Last night the Republicans held a gala dinner to mark Ronald Reagan's 83rd birthday. The main speaker was, inevitably, Baroness Thatcher.
On Monday, almost as the Sinn Fein leader was arriving in New York, Chancellor Helmut Kohl of Germany took President Bill Clinton for a jovial - by most accounts Rabelaisian - lunch at his favourite Italian restaurant in Georgetown.
Such, in cameo, are the misty-eyed past and hardnosed present reality of the tiresomely named 'special relationship' between London and Washington after an especially bruising week.
For all its cultural and institutional aspects (not least exceedingly close co-operation on matters of intelligence), its political 'specialness' has always depended on the personal chemistry between the president and prime minister of the day. Mr Reagan and Lady Thatcher were one thing; as Mr Clinton's choice of luncheon partner shows, his meagre rapport with John Major is quite another.
With Mr Adams safely back in Belfast, the smoke of battle is lifting and normality returning. A State Department spokesman, as he must, dismisses as 'inaccurate' suggestions that the 'special relationship' is dead. In three weeks, Mr Major will be in Washington, doubtless to appear alongside Mr Clinton and pronounce that all is well between them. That, however, will not obscure the lessons of the past few days.
He may have gone to Oxford, but once again the President has shown he has no special leaning towards Britain. Among today's crop of European leaders, Mr Kohl provides the company he likes best. Germany, for both its approach to the domestic issues that fascinate Mr Clinton and because of its geostrategic position, is the European country that counts for him.

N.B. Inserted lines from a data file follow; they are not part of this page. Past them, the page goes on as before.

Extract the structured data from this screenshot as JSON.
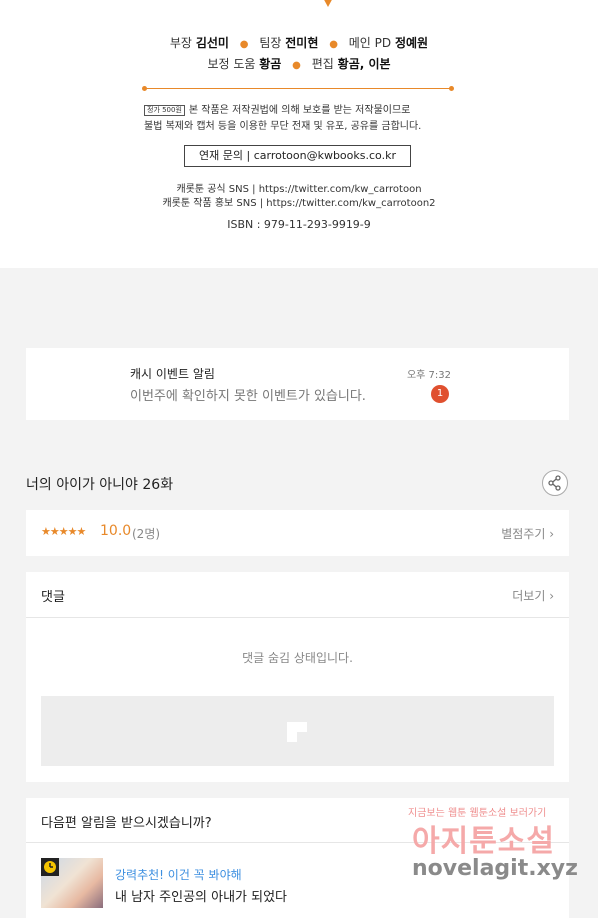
{
  "credits": {
    "line1": [
      {
        "role": "부장",
        "name": "김선미"
      },
      {
        "role": "팀장",
        "name": "전미현"
      },
      {
        "role": "메인 PD",
        "name": "정예원"
      }
    ],
    "line2": [
      {
        "role": "보정 도움",
        "name": "황곰"
      },
      {
        "role": "편집",
        "name": "황곰, 이본"
      }
    ],
    "price_badge": "정가 500원",
    "copyright_line1": "본 작품은 저작권법에 의해 보호를 받는 저작물이므로",
    "copyright_line2": "불법 복제와 캡처 등을 이용한 무단 전재 및 유포, 공유를 금합니다.",
    "contact": "연재 문의 | carrotoon@kwbooks.co.kr",
    "sns1": "캐롯툰 공식 SNS | https://twitter.com/kw_carrotoon",
    "sns2": "캐롯툰 작품 홍보 SNS | https://twitter.com/kw_carrotoon2",
    "isbn": "ISBN : 979-11-293-9919-9",
    "accent_color": "#e8892a"
  },
  "notification": {
    "title": "캐시 이벤트 알림",
    "message": "이번주에 확인하지 못한 이벤트가 있습니다.",
    "time": "오후 7:32",
    "badge_count": "1"
  },
  "episode": {
    "title": "너의 아이가 아니야 26화",
    "share_icon": "share-icon"
  },
  "rating": {
    "stars": "★★★★★",
    "score": "10.0",
    "count": "(2명)",
    "rate_label": "별점주기 ›"
  },
  "comments": {
    "heading": "댓글",
    "more_label": "더보기 ›",
    "hidden_text": "댓글 숨김 상태입니다."
  },
  "next_alert": {
    "question": "다음편 알림을 받으시겠습니까?",
    "rec_tag": "강력추천! 이건 꼭 봐야해",
    "rec_title": "내 남자 주인공의 아내가 되었다",
    "rec_icon": "clock-icon"
  },
  "watermark": {
    "top": "지금보는 웹툰 웹툰소설 보러가기",
    "middle": "아지툰소설",
    "bottom": "novelagit.xyz"
  }
}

Mr Major, moreover, still carries the baggage of his party's alignment with the Bush campaign in 1992 - though White House officials deny any lingering desire to settle scores. Above all, however, the row over the Adams visa shows how domestic calculations can shape this President's foreign policy.
Mr Clinton may have honestly judged that letting the Sinn Fein leader into the United States might, on balance, give a nudge towards an Ulster settlement. But the President's decision to overrule his own State Department was quite simply dictated by the need to keep sweet the electorally important Irish- American community, and above all two powerful senators who could hold the fate of his health and welfare reform proposals in their hands.
Just conceivably, Lady Thatcher might have prevailed over Mr Reagan against comparable odds. Mr Major could not.
Measured by the furore in Britain, the Adams affair has had little political resonance here. Opinion has broadly split along ideological lines: the liberal and Democratic media has tended to back the President. Conservative commentators have mostly disagreed. But for this administration, Mr Adams is a less than cosmic issue. In US eyes, Bosnia is a greater irritant to relations with Britain than the IRA.
If Mr Clinton was 'punishing' Mr Major, he was doing so for London's brusque dismissal of last spring's US 'lift and strike' initiative, and for Britain's perceived 'ambush' of Mr Clinton with its support for France at the Nato summit last month.
This week the Foreign Secretary, Douglas Hurd, called for greater American 'involvement' in the peace process, a thinly coded reiteration of French demands that the US press the Muslims to accept a territorial settlement. The US Secretary of State, Warren Christopher, bluntly refused.
One day, the Adams rumpus will take its place in the history of the 'special relationship'. Mr Major and Mr Clinton are not the first imperfect pairing. Richard Nixon and Edward Heath did not hit it off; nor did Harold Wilson and Lyndon Johnson; nor Lady Thatcher and Jimmy Carter. President Eisenhower pulled the rug under Suez in 1956, but Britain leapt to the US side against Saddam Hussein. By comparison, the fuss over a single visa is small beer indeed.